Translation:England and Cuba
respectful correction: France has a long history in 'parts' of the Middle East - less than 50% Its influence thus shows strongly in Levantine Arabic dialect, spoken by about 10% of Arabs. But the generalization cannot be made as such for 'Arabic' (MSA). This answer has regional bias.
Egyptian Arabic for instance (twice as many speakers than Levantine) say the same word for England in their dialect derived from Italian not French. And Arabians in the Gulf (about 20% more speakers than Levantine) say the same word in their dialect derived in turn from Egyptian Arabic.
no, ج has only ONE pronunciation in MSA - which is the j in John or the g in giraffe.

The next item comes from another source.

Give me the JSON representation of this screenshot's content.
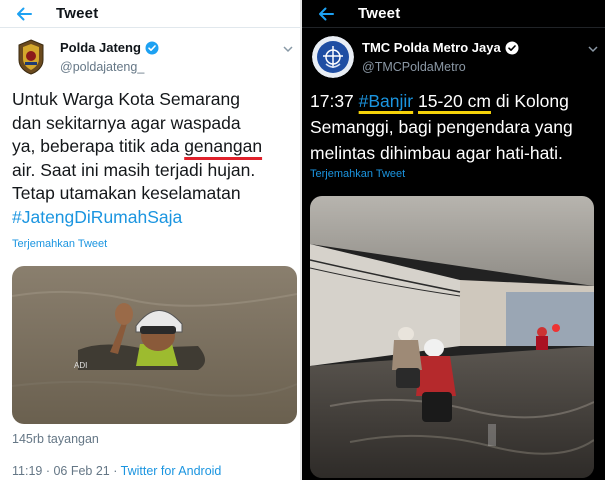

The Egyptian dialectical pronunciation of ج (like in g for google) is not correct in MSA The Levantine dialectical pronunciation of ج (like the j in bonjour) is not correct in MSA The Western Gulf dialectical pronunciation of ج (like the y in yellow) is not correct in MSA The Iraqi dialectical pronunciation of ج (like the ch in chacha) is not correct in MSA

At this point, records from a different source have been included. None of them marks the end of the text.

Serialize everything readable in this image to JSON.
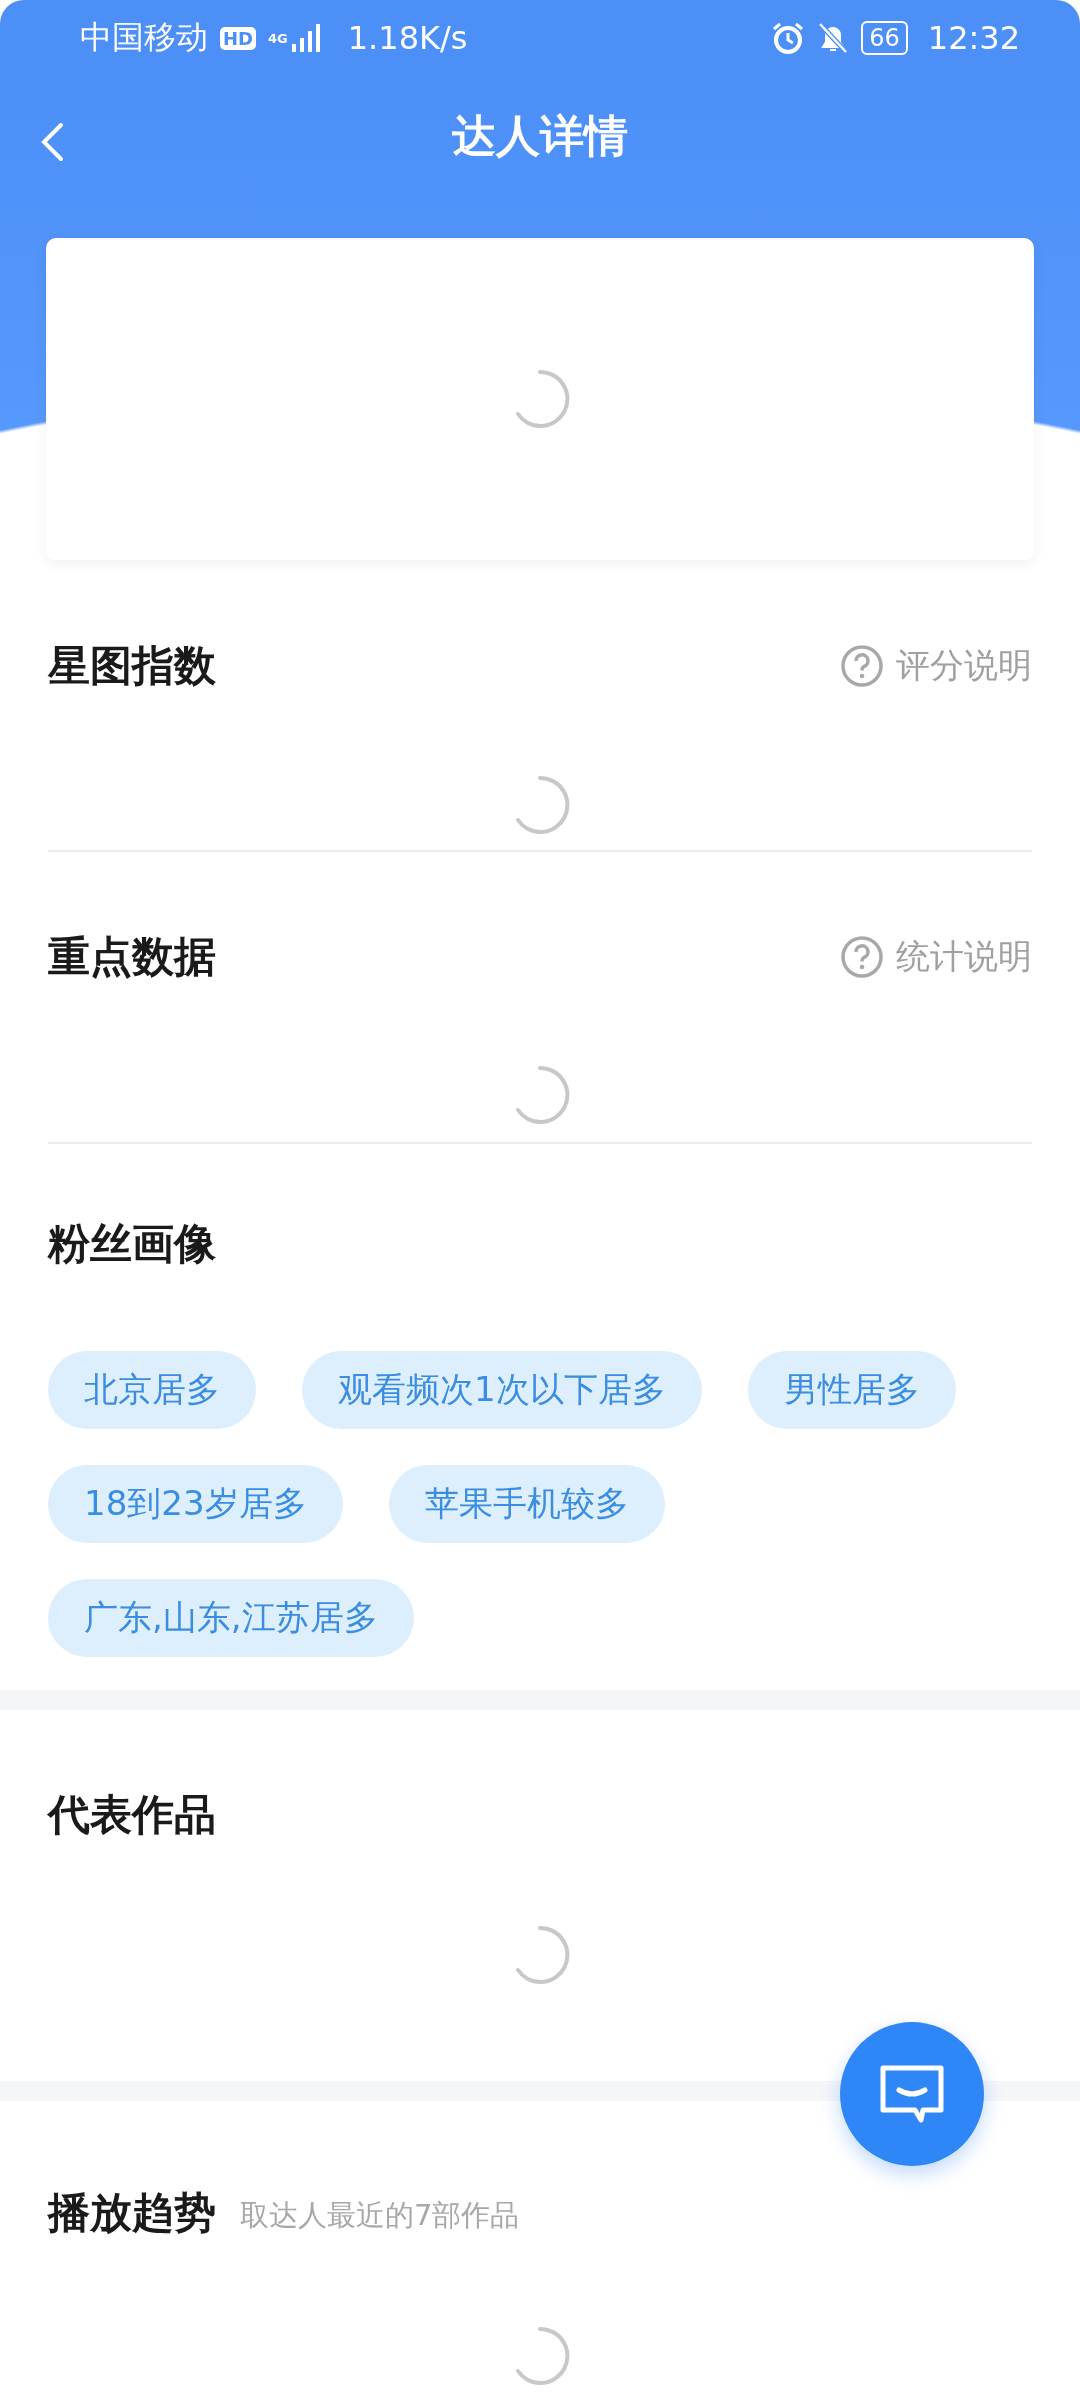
{
  "status_bar": {
    "carrier": "中国移动",
    "hd": "HD",
    "network": "4G",
    "speed": "1.18K/s",
    "battery": "66",
    "time": "12:32"
  },
  "header": {
    "title": "达人详情"
  },
  "profile_card": {
    "loading": true
  },
  "sections": [
    {
      "title": "星图指数",
      "link": "评分说明",
      "loading": true,
      "kind": "rule"
    },
    {
      "title": "重点数据",
      "link": "统计说明",
      "loading": true,
      "kind": "rule"
    },
    {
      "title": "粉丝画像",
      "tags": [
        "北京居多",
        "观看频次1次以下居多",
        "男性居多",
        "18到23岁居多",
        "苹果手机较多",
        "广东,山东,江苏居多"
      ],
      "kind": "band"
    },
    {
      "title": "代表作品",
      "loading": true,
      "kind": "band"
    },
    {
      "title": "播放趋势",
      "subtitle": "取达人最近的7部作品",
      "loading": true
    }
  ]
}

However in proper noun consonant-by-consonant transliterations, it is correct in MSA to pronounce it as close as possible to the pronunciation as in the original language - like the word Ingeltra.